Website and app data records:
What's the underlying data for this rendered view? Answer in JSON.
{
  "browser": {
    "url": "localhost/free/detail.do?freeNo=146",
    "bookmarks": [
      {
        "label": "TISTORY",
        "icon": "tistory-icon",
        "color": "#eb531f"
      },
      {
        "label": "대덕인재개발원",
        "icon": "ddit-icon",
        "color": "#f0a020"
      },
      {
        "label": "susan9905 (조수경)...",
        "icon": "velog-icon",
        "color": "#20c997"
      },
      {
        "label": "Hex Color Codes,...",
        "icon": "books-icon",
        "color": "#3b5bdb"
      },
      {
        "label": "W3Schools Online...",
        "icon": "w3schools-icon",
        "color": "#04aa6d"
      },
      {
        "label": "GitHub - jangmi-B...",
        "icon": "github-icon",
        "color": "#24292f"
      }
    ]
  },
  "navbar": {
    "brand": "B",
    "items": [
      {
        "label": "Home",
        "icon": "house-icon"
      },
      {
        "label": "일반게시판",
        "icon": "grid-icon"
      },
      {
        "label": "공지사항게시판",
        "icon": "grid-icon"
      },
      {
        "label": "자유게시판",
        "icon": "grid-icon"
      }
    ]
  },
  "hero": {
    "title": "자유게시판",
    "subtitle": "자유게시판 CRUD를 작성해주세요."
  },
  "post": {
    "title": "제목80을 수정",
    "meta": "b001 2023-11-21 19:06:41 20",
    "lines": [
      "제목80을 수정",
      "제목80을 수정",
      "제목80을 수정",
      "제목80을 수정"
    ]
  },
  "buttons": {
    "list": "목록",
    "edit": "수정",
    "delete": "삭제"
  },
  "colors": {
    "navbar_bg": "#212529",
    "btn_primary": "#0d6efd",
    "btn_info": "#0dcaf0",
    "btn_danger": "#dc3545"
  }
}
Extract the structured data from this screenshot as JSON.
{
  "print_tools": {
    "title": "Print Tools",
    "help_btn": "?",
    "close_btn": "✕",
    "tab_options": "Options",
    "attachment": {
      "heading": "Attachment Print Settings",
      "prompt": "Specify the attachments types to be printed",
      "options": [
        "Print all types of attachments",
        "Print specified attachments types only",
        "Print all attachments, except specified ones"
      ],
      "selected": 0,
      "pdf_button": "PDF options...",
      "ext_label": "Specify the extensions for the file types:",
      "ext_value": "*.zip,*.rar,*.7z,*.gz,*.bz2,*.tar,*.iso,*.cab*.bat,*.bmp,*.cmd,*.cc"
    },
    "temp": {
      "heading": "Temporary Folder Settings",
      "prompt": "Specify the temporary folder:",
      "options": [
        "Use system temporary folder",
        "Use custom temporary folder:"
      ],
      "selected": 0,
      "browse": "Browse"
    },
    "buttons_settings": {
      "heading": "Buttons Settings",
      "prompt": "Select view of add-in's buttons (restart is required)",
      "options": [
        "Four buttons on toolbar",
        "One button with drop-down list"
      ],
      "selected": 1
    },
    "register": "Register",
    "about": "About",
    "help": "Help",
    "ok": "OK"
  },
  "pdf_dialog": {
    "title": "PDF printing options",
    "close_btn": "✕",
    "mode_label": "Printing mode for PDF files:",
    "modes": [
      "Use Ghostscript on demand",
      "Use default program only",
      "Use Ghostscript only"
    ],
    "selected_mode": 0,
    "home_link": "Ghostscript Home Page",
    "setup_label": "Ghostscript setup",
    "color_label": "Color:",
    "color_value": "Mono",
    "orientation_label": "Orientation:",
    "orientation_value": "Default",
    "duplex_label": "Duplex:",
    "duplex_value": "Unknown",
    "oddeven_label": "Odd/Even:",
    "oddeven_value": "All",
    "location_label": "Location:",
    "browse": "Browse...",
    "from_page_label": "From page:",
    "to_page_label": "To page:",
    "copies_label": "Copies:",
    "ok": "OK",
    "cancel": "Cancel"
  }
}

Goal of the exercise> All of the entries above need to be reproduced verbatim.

Response>
What's the underlying data for this rendered view? Answer in JSON.
{
  "browser": {
    "url": "localhost/free/detail.do?freeNo=146",
    "bookmarks": [
      {
        "label": "TISTORY",
        "icon": "tistory-icon",
        "color": "#eb531f"
      },
      {
        "label": "대덕인재개발원",
        "icon": "ddit-icon",
        "color": "#f0a020"
      },
      {
        "label": "susan9905 (조수경)...",
        "icon": "velog-icon",
        "color": "#20c997"
      },
      {
        "label": "Hex Color Codes,...",
        "icon": "books-icon",
        "color": "#3b5bdb"
      },
      {
        "label": "W3Schools Online...",
        "icon": "w3schools-icon",
        "color": "#04aa6d"
      },
      {
        "label": "GitHub - jangmi-B...",
        "icon": "github-icon",
        "color": "#24292f"
      }
    ]
  },
  "navbar": {
    "brand": "B",
    "items": [
      {
        "label": "Home",
        "icon": "house-icon"
      },
      {
        "label": "일반게시판",
        "icon": "grid-icon"
      },
      {
        "label": "공지사항게시판",
        "icon": "grid-icon"
      },
      {
        "label": "자유게시판",
        "icon": "grid-icon"
      }
    ]
  },
  "hero": {
    "title": "자유게시판",
    "subtitle": "자유게시판 CRUD를 작성해주세요."
  },
  "post": {
    "title": "제목80을 수정",
    "meta": "b001 2023-11-21 19:06:41 20",
    "lines": [
      "제목80을 수정",
      "제목80을 수정",
      "제목80을 수정",
      "제목80을 수정"
    ]
  },
  "buttons": {
    "list": "목록",
    "edit": "수정",
    "delete": "삭제"
  },
  "colors": {
    "navbar_bg": "#212529",
    "btn_primary": "#0d6efd",
    "btn_info": "#0dcaf0",
    "btn_danger": "#dc3545"
  }
}
Extract the structured data from this screenshot as JSON.
{
  "print_tools": {
    "title": "Print Tools",
    "help_btn": "?",
    "close_btn": "✕",
    "tab_options": "Options",
    "attachment": {
      "heading": "Attachment Print Settings",
      "prompt": "Specify the attachments types to be printed",
      "options": [
        "Print all types of attachments",
        "Print specified attachments types only",
        "Print all attachments, except specified ones"
      ],
      "selected": 0,
      "pdf_button": "PDF options...",
      "ext_label": "Specify the extensions for the file types:",
      "ext_value": "*.zip,*.rar,*.7z,*.gz,*.bz2,*.tar,*.iso,*.cab*.bat,*.bmp,*.cmd,*.cc"
    },
    "temp": {
      "heading": "Temporary Folder Settings",
      "prompt": "Specify the temporary folder:",
      "options": [
        "Use system temporary folder",
        "Use custom temporary folder:"
      ],
      "selected": 0,
      "browse": "Browse"
    },
    "buttons_settings": {
      "heading": "Buttons Settings",
      "prompt": "Select view of add-in's buttons (restart is required)",
      "options": [
        "Four buttons on toolbar",
        "One button with drop-down list"
      ],
      "selected": 1
    },
    "register": "Register",
    "about": "About",
    "help": "Help",
    "ok": "OK"
  },
  "pdf_dialog": {
    "title": "PDF printing options",
    "close_btn": "✕",
    "mode_label": "Printing mode for PDF files:",
    "modes": [
      "Use Ghostscript on demand",
      "Use default program only",
      "Use Ghostscript only"
    ],
    "selected_mode": 0,
    "home_link": "Ghostscript Home Page",
    "setup_label": "Ghostscript setup",
    "color_label": "Color:",
    "color_value": "Mono",
    "orientation_label": "Orientation:",
    "orientation_value": "Default",
    "duplex_label": "Duplex:",
    "duplex_value": "Unknown",
    "oddeven_label": "Odd/Even:",
    "oddeven_value": "All",
    "location_label": "Location:",
    "browse": "Browse...",
    "from_page_label": "From page:",
    "to_page_label": "To page:",
    "copies_label": "Copies:",
    "ok": "OK",
    "cancel": "Cancel"
  }
}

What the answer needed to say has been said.